Register Wednesday | June 26 | 2019

Scott Pilgrim vs. The World: Not Quite.

I saw Scott Pilgrim vs. The World last night and as my series of immediate-reaction tweets indicate, I did not enjoy it. Actually, I did enjoy it until the second half began, where I feel the film goes from being an amazing adaptation to a complete bastardization of Bryan Lee O’Malley’s work.

Before I get into why I was so heartbroken by this movie, I want to make it clear that I know book to film adaptations are rarely ever “true” to the original work, that changes must be made to accommodate the very different medium of film, so on so forth. What is not acceptable, or even necessary, is the almost complete omission of important story lines and themes in any particular work.

I would also like to note that I love the books dearly and really identify with the characters and themes, so I am certainly more sensitive to their treatment than those who do not.

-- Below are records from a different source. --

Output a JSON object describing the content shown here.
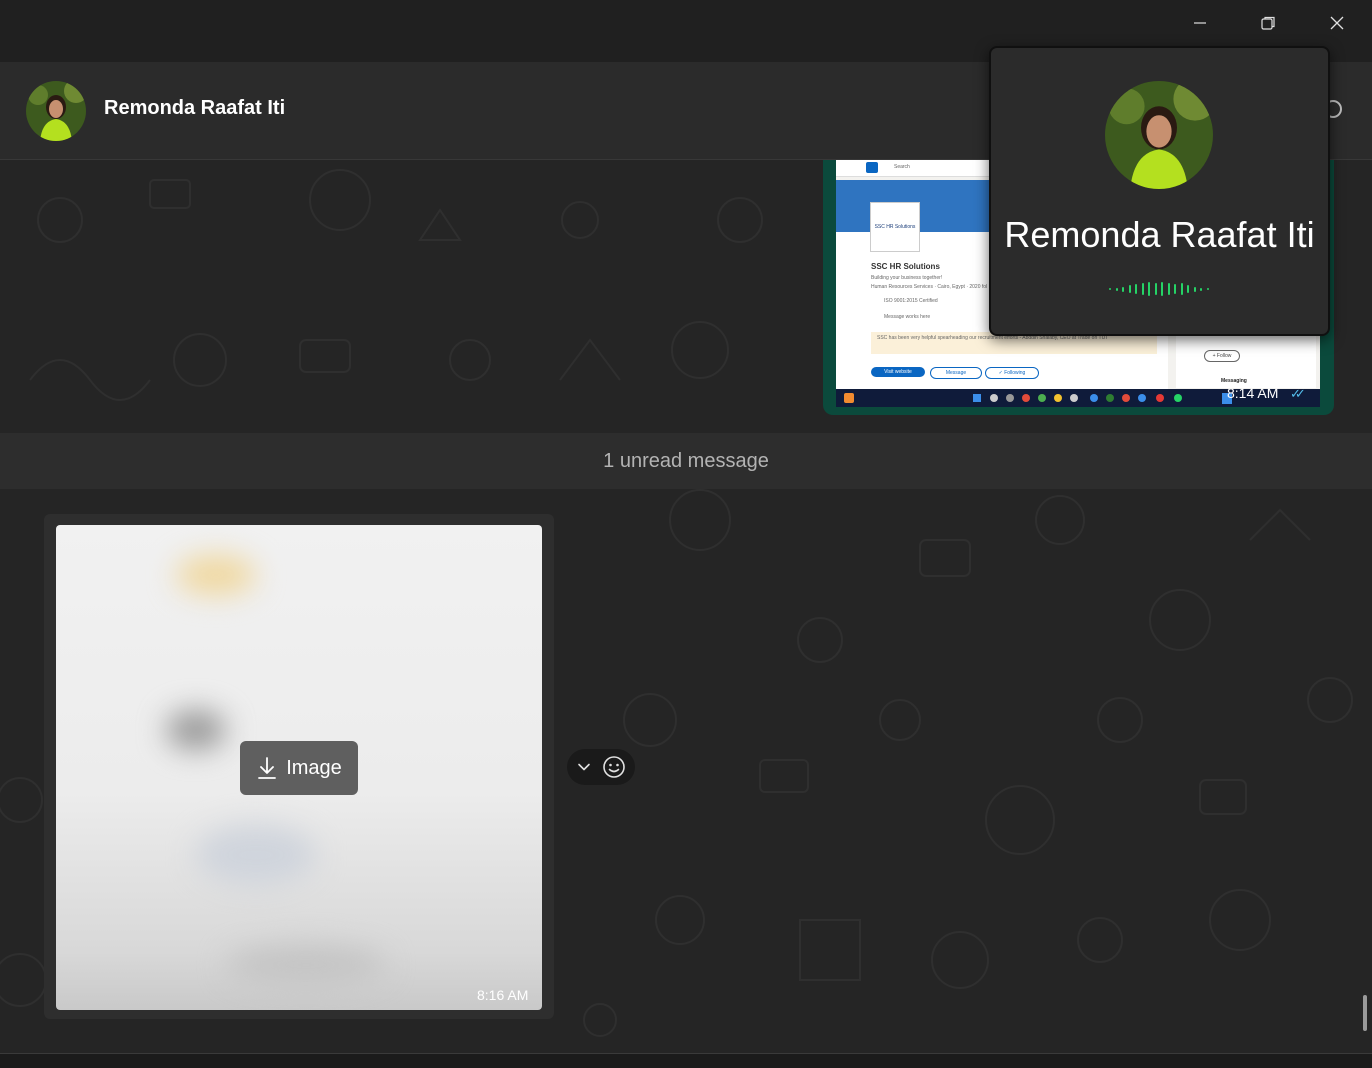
{
  "window": {
    "controls": {
      "minimize_icon": "minimize-icon",
      "restore_icon": "restore-icon",
      "close_icon": "close-icon"
    }
  },
  "header": {
    "contact_name": "Remonda Raafat Iti",
    "avatar_icon": "profile-photo"
  },
  "chat": {
    "outgoing_image": {
      "time": "8:14 AM",
      "status": "read",
      "thumbnail": {
        "company_name": "SSC HR Solutions",
        "tagline": "Building your business together!",
        "details": "Human Resources Services · Cairo, Egypt · 2020 fol",
        "cert": "ISO 9001:2015 Certified",
        "employee_note": "Message works here",
        "quote": "SSC has been very helpful spearheading our recruitment efforts - Abddin Shalaby, CEO at Trade on TUT",
        "visit_button": "Visit website",
        "message_button": "Message",
        "following_button": "✓ Following",
        "follow_button": "+ Follow",
        "messaging_label": "Messaging",
        "search_placeholder": "Search"
      }
    },
    "unread_separator": "1 unread message",
    "incoming_image": {
      "time": "8:16 AM",
      "download_label": "Image"
    },
    "reaction_controls": {
      "chevron_icon": "chevron-down-icon",
      "emoji_icon": "emoji-icon"
    }
  },
  "call_popup": {
    "caller_name": "Remonda Raafat Iti",
    "accent": "#25d366"
  },
  "colors": {
    "background": "#252525",
    "header": "#2b2b2b",
    "outgoing_bubble": "#0b4a3c",
    "incoming_bubble": "#2e2e2e",
    "read_ticks": "#53bdeb"
  }
}
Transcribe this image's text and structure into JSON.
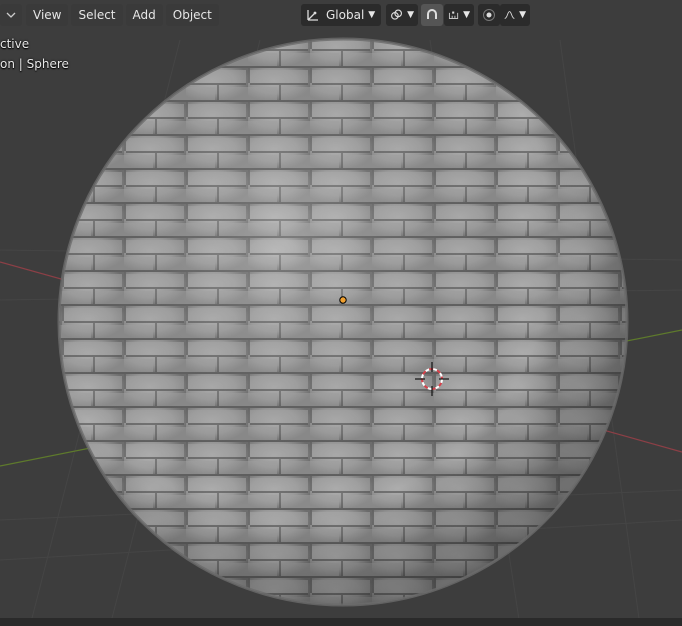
{
  "header": {
    "menus": [
      "View",
      "Select",
      "Add",
      "Object"
    ],
    "orientation": "Global"
  },
  "overlay": {
    "mode_text": "ctive",
    "object_text": "on | Sphere"
  },
  "colors": {
    "viewport_bg": "#3d3d3d",
    "grid_line": "#454545",
    "x_axis": "#8c3f46",
    "y_axis": "#5e7a2c",
    "origin_dot": "#f0a030",
    "cursor_red": "#d8404a",
    "sphere": "#9a9a9a"
  },
  "icons": [
    "transform-orientation-icon",
    "pivot-link-icon",
    "snap-magnet-icon",
    "snap-increment-icon",
    "proportional-edit-icon",
    "falloff-curve-icon"
  ]
}
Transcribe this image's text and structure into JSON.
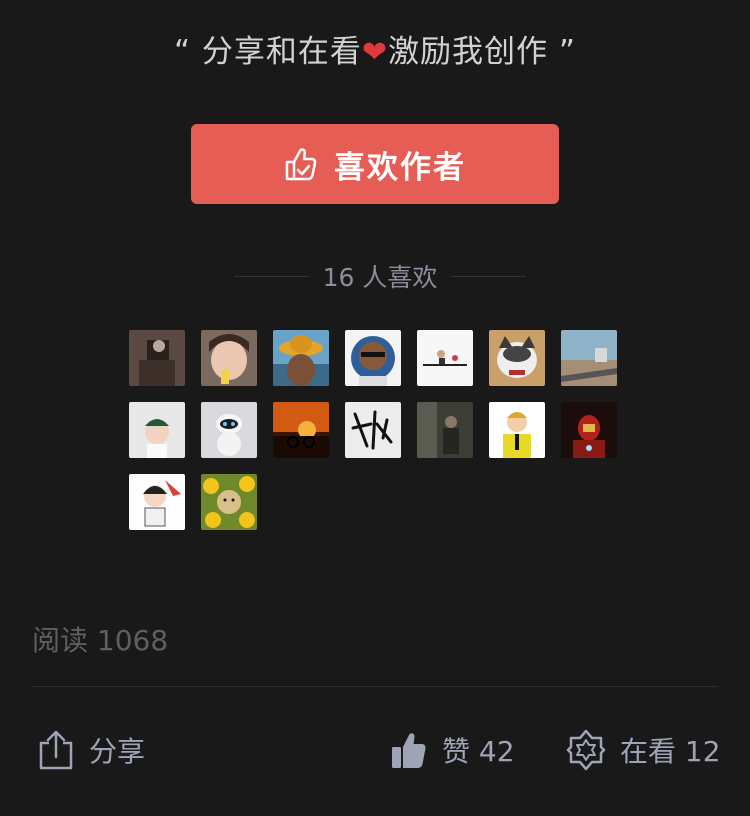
{
  "quote": {
    "open": "“",
    "left": "分享和在看",
    "right": "激励我创作",
    "close": "”",
    "heart_icon": "heart-icon"
  },
  "like_button": {
    "label": "喜欢作者",
    "icon": "thumbs-up-icon",
    "color": "#e65d55"
  },
  "likers": {
    "count_text": "16 人喜欢",
    "avatars": [
      "avatar-1",
      "avatar-2",
      "avatar-3",
      "avatar-4",
      "avatar-5",
      "avatar-6",
      "avatar-7",
      "avatar-8",
      "avatar-9",
      "avatar-10",
      "avatar-11",
      "avatar-12",
      "avatar-13",
      "avatar-14",
      "avatar-15",
      "avatar-16"
    ]
  },
  "read": {
    "text": "阅读 1068"
  },
  "bottom_bar": {
    "share_label": "分享",
    "like_label": "赞 42",
    "watching_label": "在看 12"
  }
}
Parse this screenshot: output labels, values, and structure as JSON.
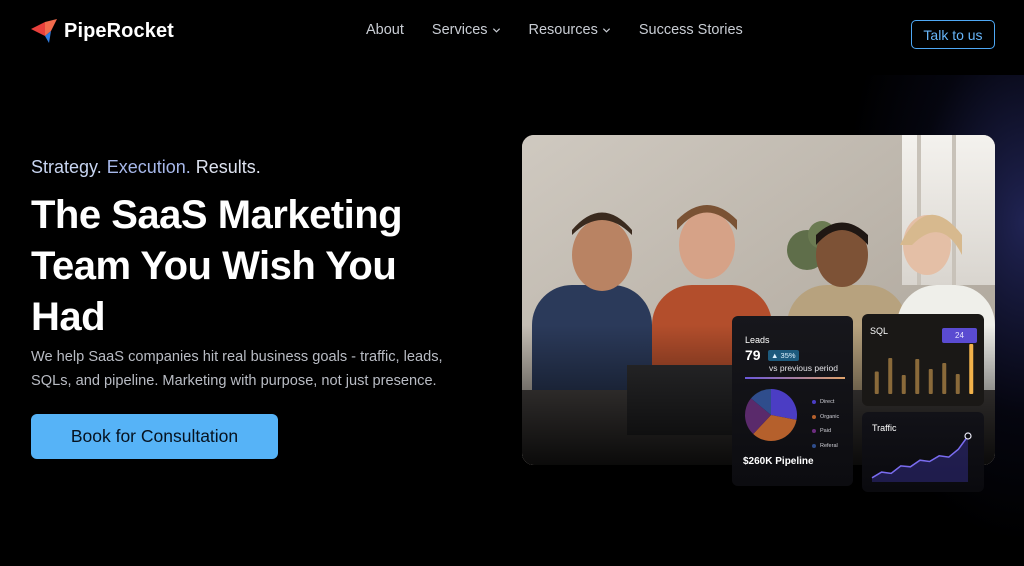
{
  "brand": {
    "name": "PipeRocket"
  },
  "nav": {
    "items": [
      {
        "label": "About",
        "has_dropdown": false
      },
      {
        "label": "Services",
        "has_dropdown": true
      },
      {
        "label": "Resources",
        "has_dropdown": true
      },
      {
        "label": "Success Stories",
        "has_dropdown": false
      }
    ],
    "cta_label": "Talk to us"
  },
  "hero": {
    "tagline": [
      "Strategy.",
      "Execution.",
      "Results."
    ],
    "headline": "The SaaS Marketing Team You Wish You Had",
    "subcopy": "We help SaaS companies hit real business goals - traffic, leads, SQLs, and pipeline. Marketing with purpose, not just presence.",
    "cta_label": "Book for Consultation"
  },
  "dashboard": {
    "leads": {
      "title": "Leads",
      "value": "79",
      "change": "35%",
      "change_icon": "up-triangle-icon",
      "comparison": "vs previous period",
      "pie": [
        {
          "label": "Direct",
          "share": 0.28,
          "color": "#4b3dc4"
        },
        {
          "label": "Organic",
          "share": 0.34,
          "color": "#b5602c"
        },
        {
          "label": "Paid",
          "share": 0.24,
          "color": "#5a2a6b"
        },
        {
          "label": "Referral",
          "share": 0.14,
          "color": "#2f4d8c"
        }
      ],
      "legend": [
        "Direct",
        "Organic",
        "Paid",
        "Referal"
      ],
      "pipeline": "$260K Pipeline"
    },
    "sql": {
      "title": "SQL",
      "badge": "24",
      "bar_levels": [
        0.45,
        0.72,
        0.38,
        0.7,
        0.5,
        0.62,
        0.4,
        1.0
      ]
    },
    "traffic": {
      "title": "Traffic",
      "trend": [
        0.05,
        0.18,
        0.15,
        0.32,
        0.3,
        0.45,
        0.42,
        0.55,
        0.52,
        0.7,
        1.0
      ]
    }
  },
  "colors": {
    "accent": "#56b3f7",
    "background": "#000000",
    "brand_red": "#e8403c",
    "brand_blue": "#2f7de1"
  }
}
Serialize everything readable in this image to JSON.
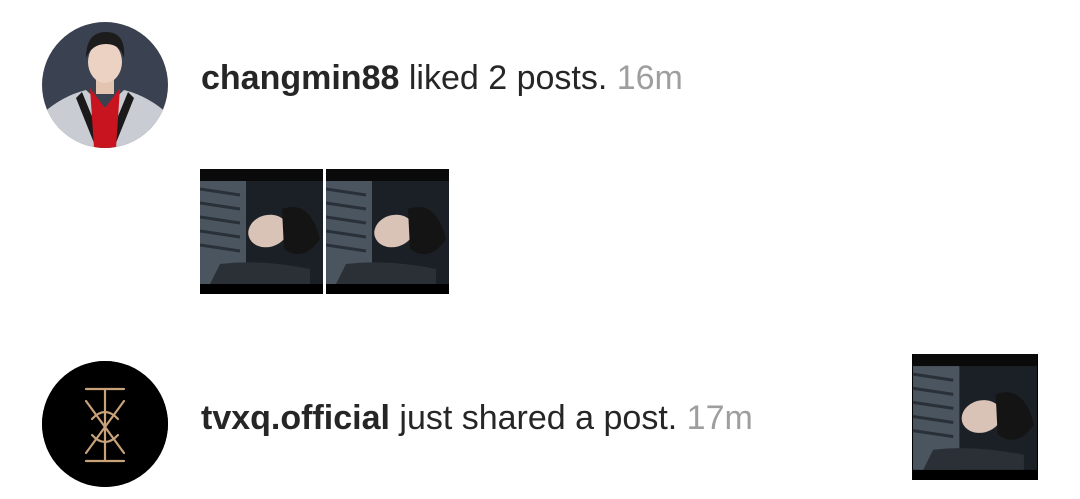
{
  "notifications": [
    {
      "username": "changmin88",
      "action": " liked 2 posts.",
      "time": " 16m",
      "avatar_icon": "profile-photo",
      "thumbnail_count": 2
    },
    {
      "username": "tvxq.official",
      "action": " just shared a post.",
      "time": " 17m",
      "avatar_icon": "tvxq-logo",
      "thumbnail_count": 1
    }
  ],
  "colors": {
    "text": "#262626",
    "time": "#9e9e9e",
    "logo_gold": "#c9a27a",
    "accent_red": "#c8141e"
  }
}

Scott Pilgrim vs. The World, as Liam Lacey in the Globe and Mail wrote, is “exhilar-austing and super-duper-ficial.” Large portions of the film were rewritten to incorporate the comic/retro-gaming feel, which I enjoyed, and a ridiculous amount of what I consider unnecessary CGI (especially in the Katayanagi twins fight), which I did not enjoy so much. Of course, it’s wonderful to watch a film based on and filmed in this fair city, thus being able to shout “HEY THAT’S MY STREET!” But most importantly:

Wright and co-screenwriter Michael Bacall manage to keep this sprawling cast of characters and story coherent, and often startlingly funny, but the opportunities for identifying with these characters are limited.

I agree with Lacey’s entire review, but this quote right here, is Scott Pilgrim vs. The World’s biggest flaw. In the film, Scott Pilgrim is nothing more than hilariously aloof. He never attempts to get a job or sort through his muddled memories and history - both important aspects of his maturation throughout the comic series. Ramona and Scott never move in together or have a fully developed relationship; they have a fluffy connection (or more accurately, a series of sketchy dates) that can’t possibly amount to being in love. The film characterization of Ramona is predictably awful: she’s eye candy without any real depth or draw, so the audience (or at least me) wonder what Scott sees in her at all. Instead of disappearing to her father’s in an attempt to sort herself out, Ramona leaves Scott for Gideon (in the series, this is a product of Scott’s paranoia), is portrayed as Gideon’s slave, and is only truly aware of her “mistakes” and focuses on self-improvement after Scott defeats Gideon and she is “free.”

These are just a few reasons why I think the film completely misses the mark. Ian Daffern’s essay sums up the comic series beautifully:

Scott Pilgrim’s characters live free from responsibility. Anyone whose adolescence has stretched into their early 20s can relate: Scott and his friends play video games, form bands and fall in love. In the hands of lesser talent, it would have remained endlessly so. But Scott Pilgrim, ultimately, is about things ending: Relationships break down, bands break up, friends move away and nothing lasts forever…

In Vol. 4, he [Scott] “levelled up” by declaring his love for Ramona, earning a flaming sword (+2 Guts! +2 Heart!). However, at this point in Vol. 6, he has alienated himself from most of his friends and Ramona has disappeared from his life. And it’s only by understanding his past that Scott is able to survive.

It’s that mapping of the symbolic language of battles, levelling up and experience onto the genuine challenges of life that sets Scott Pilgrim apart. Through them, O’Malley takes on change itself: losses of friendship and the struggle to maintain your sense of self; coming to terms with your personal baggage. Growing old means merely accumulating more people you’ve hurt and let down along the way. And after all that desperation and longing, daring to find someone who will take that leap of love with you all the same. Which, in the end, might be the only thing worth fighting for.

At the end of Scott Pilgrim vs. The World, there is no development or lesson learned. No endings to be dealt with. Scott only earns self respect when he decides to fight Gideon for himself and not Ramona. Later, he doesn’t fight Nega-Scott, he shoots the shit with him without addressing any of his past mistakes. Scott is shown reconnecting with Knives, considering her because she helped him fight Gideon and Ramona suggests that they make a good combo (which, by the way, never happens in the comics).

Without at least a glimpse into the much deeper Scott-Ramona relationship, the dissolving friendships, and Scott’s overall struggle with a changing world and “growing up,” what we are left with is a flashy movie for video game and Toronto lovers. That’s it. What is supposed to be Scott Pilgrim vs. The World becomes Scott Pilgrim vs. Ramona’s Evil Exes - not himself, and certainly not the world.

I’m not surprised that the film was produced this way - it is Wright after all - but I am incredibly disappointed that only a fraction of what I love about Scott Pilgrim is in the Scott Pilgrim movie. I hoped and hoped and hoped I’d see more. I guess I’m just naive.

(From she was disarming. Follow Emma Wolley on Twitter)